Curnes, a Notre Dame graduate in finance in 2001, worked in the financial industry for several years before returning to school to earn a master’s degree in business administration from Duke University in 2007.
As USC has become a football powerhouse in the Southeastern Conference, Curnes said many of his USC friends had mentioned the difficulty in finding lodging during football season conveniently close to Williams-Brice Stadium. So, his group decided it was time to open up in Columbia.
“They really had trouble booking – the hotels are booked a year in advance,” Curnes said. “We looked at what towns to expand to, and we (decided on) Arkansas, Florida, Clemson and Columbia.” The group establishes individual websites for each town they operate in. It currently has home rental operations in cities such as Ann Arbor, Mich., and State College, Pa., Curnes said.
Homeowners who list in some of their markets have been able to pay a year’s worth of mortgage payments with the earnings from game rentals during a season, Curnes said, while others have saved their homes from foreclosure with their gains.
The real driving force behind the jockeying for livable space on USC game day weekends is the large number of USC fans who come back for games, Curnes said, adding that fans have been energized by the Gamecocks’ turnaround under coach Steve Spurrier.
“Spurrier has brought the team back into the national championship picture,” Curnes said. “They’re a real competitive and dominant force in college football. Plus, the tailgating culture has really expanded.”
Cockabooses, cockominiums, a buzz around Williams-Brice Stadium and the programming the university is doing to draw people back to school all have been expanding the past few years, Curnes said. Now, “people want to come back and stay for the whole weekend.”
He added: “When the team’s good, more people are interested in coming back for more games. It’s just more fun – and they have a great home schedule.”
Overall, the concept should be good for the city and good for football, Regan said.

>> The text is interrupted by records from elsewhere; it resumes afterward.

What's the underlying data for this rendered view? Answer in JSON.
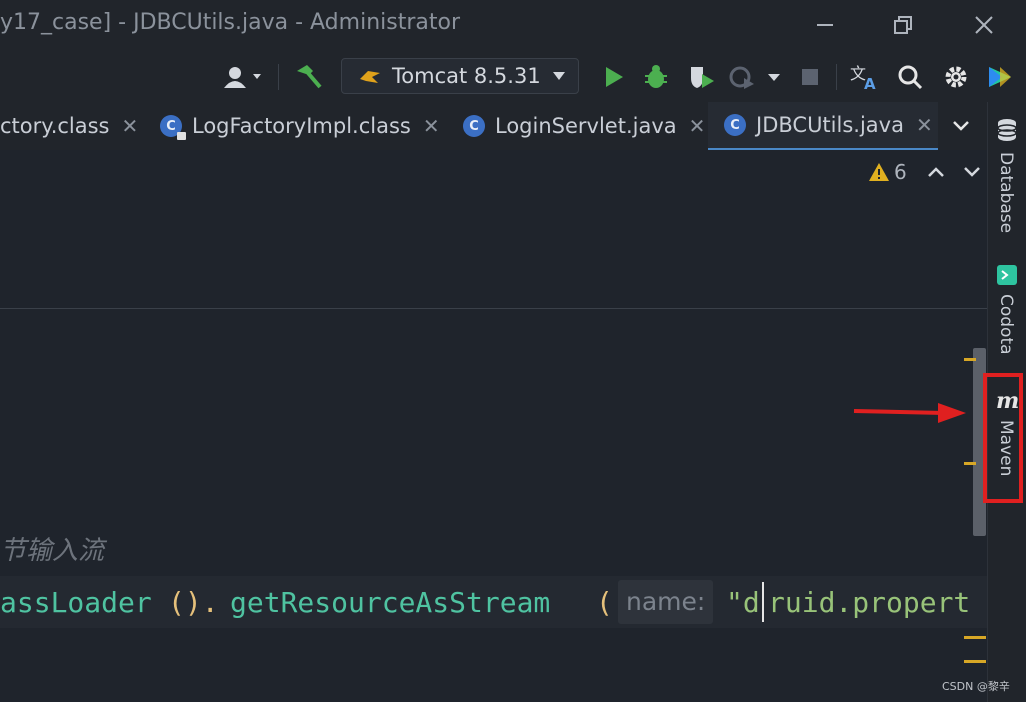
{
  "window": {
    "title": "y17_case] - JDBCUtils.java - Administrator"
  },
  "toolbar": {
    "run_config": "Tomcat 8.5.31"
  },
  "tabs": [
    {
      "label": "ctory.class",
      "icon": "class-icon",
      "active": false
    },
    {
      "label": "LogFactoryImpl.class",
      "icon": "class-locked-icon",
      "active": false
    },
    {
      "label": "LoginServlet.java",
      "icon": "class-icon",
      "active": false
    },
    {
      "label": "JDBCUtils.java",
      "icon": "class-icon",
      "active": true
    }
  ],
  "editor": {
    "warning_count": "6",
    "comment_text": "节输入流",
    "code": {
      "part1": "assLoader",
      "part2": "().",
      "part3": "getResourceAsStream",
      "part4": "(",
      "hint": "name:",
      "string_open": "\"d",
      "string_rest": "ruid.propert"
    }
  },
  "right_panels": {
    "database": "Database",
    "codota": "Codota",
    "maven": "Maven"
  },
  "watermark": "CSDN @黎辛",
  "colors": {
    "accent_blue": "#4a88c7",
    "run_green": "#4caf50",
    "highlight_red": "#e02020",
    "warning_yellow": "#d7a726"
  }
}
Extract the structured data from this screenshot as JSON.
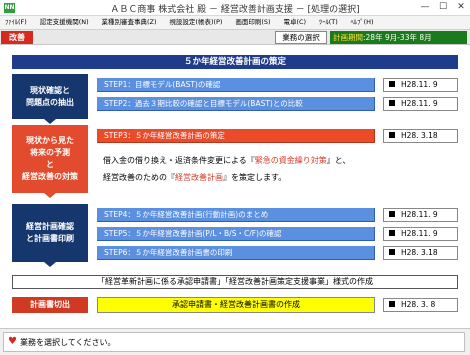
{
  "window": {
    "icon_text": "NN",
    "title": "ＡＢＣ商事 株式会社 殿 － 経営改善計画支援 － [処理の選択]",
    "minimize": "—",
    "maximize": "☐",
    "close": "✕"
  },
  "menu": [
    "ﾌｧｲﾙ(F)",
    "認定支援機関(N)",
    "業種別審査事典(Z)",
    "視設設定(帳表)(P)",
    "画面印刷(S)",
    "電卓(C)",
    "ﾂｰﾙ(T)",
    "ﾍﾙﾌﾟ(H)"
  ],
  "toolbar": {
    "badge": "改善",
    "select_button": "業務の選択",
    "period_label": "計画期間",
    "period_value": ":28年 9月-33年 8月"
  },
  "main": {
    "header": "５か年経営改善計画の策定",
    "phases": [
      "現状確認と\n問題点の抽出",
      "現状から見た\n将来の予測\nと\n経営改善の対策",
      "経営計画確認\nと計画書印刷"
    ],
    "steps": [
      {
        "label": "STEP1：目標モデル(BAST)の確認",
        "date": "H28.11. 9",
        "active": false
      },
      {
        "label": "STEP2：過去３期比較の確認と目標モデル(BAST)との比較",
        "date": "H28.11. 9",
        "active": false
      },
      {
        "label": "STEP3：５か年経営改善計画の策定",
        "date": "H28. 3.18",
        "active": true
      },
      {
        "label": "STEP4：５か年経営改善計画(行動計画)のまとめ",
        "date": "H28.11. 9",
        "active": false
      },
      {
        "label": "STEP5：５か年経営改善計画(P/L・B/S・C/F)の確認",
        "date": "H28.11. 9",
        "active": false
      },
      {
        "label": "STEP6：５か年経営改善計画書の印刷",
        "date": "H28. 3.18",
        "active": false
      }
    ],
    "description": {
      "line1_a": "借入金の借り換え・返済条件変更による『",
      "line1_red": "緊急の資金繰り対策",
      "line1_b": "』と、",
      "line2_a": "経営改善のための『",
      "line2_red": "経営改善計画",
      "line2_b": "』を策定します。"
    },
    "footer_banner": "「経営革新計画に係る承認申請書」「経営改善計画策定支援事業」様式の作成",
    "cutout_label": "計画書切出",
    "print_button": "承認申請書・経営改善計画書の作成",
    "print_date": "H28. 3. 8"
  },
  "status": {
    "text": "業務を選択してください。"
  },
  "icons": {
    "status": "heart-icon",
    "date_marker": "square-bullet-icon"
  },
  "colors": {
    "header_navy": "#1e3b8c",
    "phase_navy": "#16366e",
    "step_blue": "#5b8fe0",
    "active_red": "#ec4b2a",
    "badge_red": "#d42a20",
    "period_green": "#1b7a1b",
    "print_yellow": "#ffff00"
  }
}
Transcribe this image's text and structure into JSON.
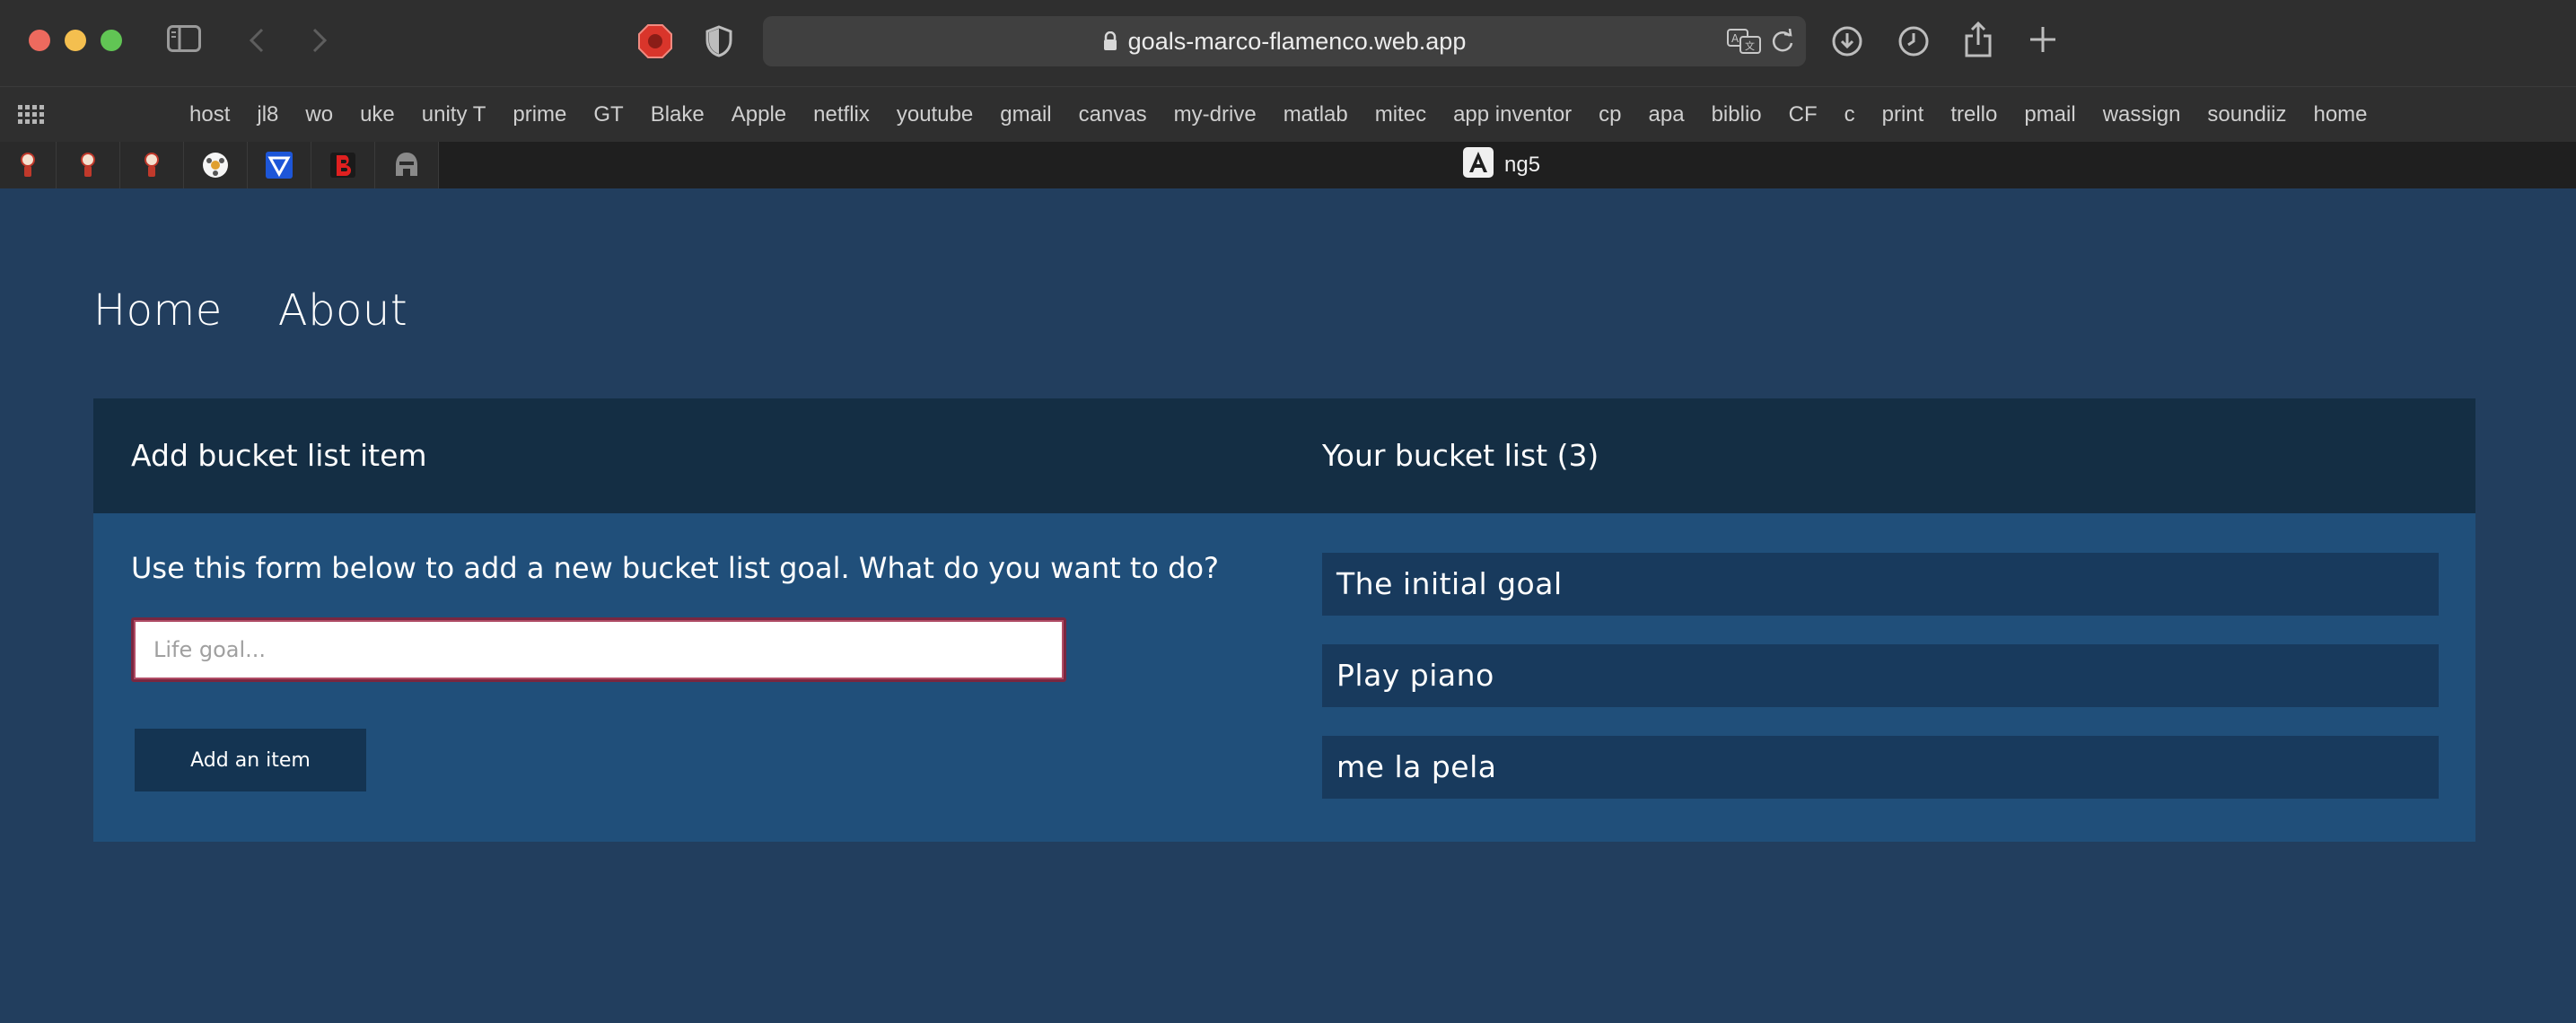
{
  "browser": {
    "url": "goals-marco-flamenco.web.app",
    "bookmarks": [
      "host",
      "jl8",
      "wo",
      "uke",
      "unity T",
      "prime",
      "GT",
      "Blake",
      "Apple",
      "netflix",
      "youtube",
      "gmail",
      "canvas",
      "my-drive",
      "matlab",
      "mitec",
      "app inventor",
      "cp",
      "apa",
      "biblio",
      "CF",
      "c",
      "print",
      "trello",
      "pmail",
      "wassign",
      "soundiiz",
      "home"
    ],
    "pinned_tabs": [
      "pinned-tab-1",
      "pinned-tab-2",
      "pinned-tab-3",
      "pinned-tab-4",
      "pinned-tab-5",
      "pinned-tab-6",
      "pinned-tab-7"
    ],
    "active_tab": {
      "title": "ng5",
      "icon": "angular-icon"
    }
  },
  "nav": {
    "home": "Home",
    "about": "About"
  },
  "add_panel": {
    "title": "Add bucket list item",
    "description": "Use this form below to add a new bucket list goal. What do you want to do?",
    "input_placeholder": "Life goal...",
    "input_value": "",
    "button_label": "Add an item"
  },
  "list_panel": {
    "title": "Your bucket list (3)",
    "items": [
      "The initial goal",
      "Play piano",
      "me la pela"
    ]
  },
  "colors": {
    "page_bg": "#223e5e",
    "header_bg": "#142e44",
    "body_bg": "#204f7a",
    "item_bg": "#183a5d",
    "button_bg": "#143452",
    "input_border": "#7a2740"
  }
}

“Is there a market for this? Yes. Do I think it’s going to explode? No,” Regan said. “But it has possibilities. It’s competitive with hotels, but I think this kind of entrepreneurship is good. It keeps everybody in place and it puts a little competition back in the marketplace if there’s enough demand.”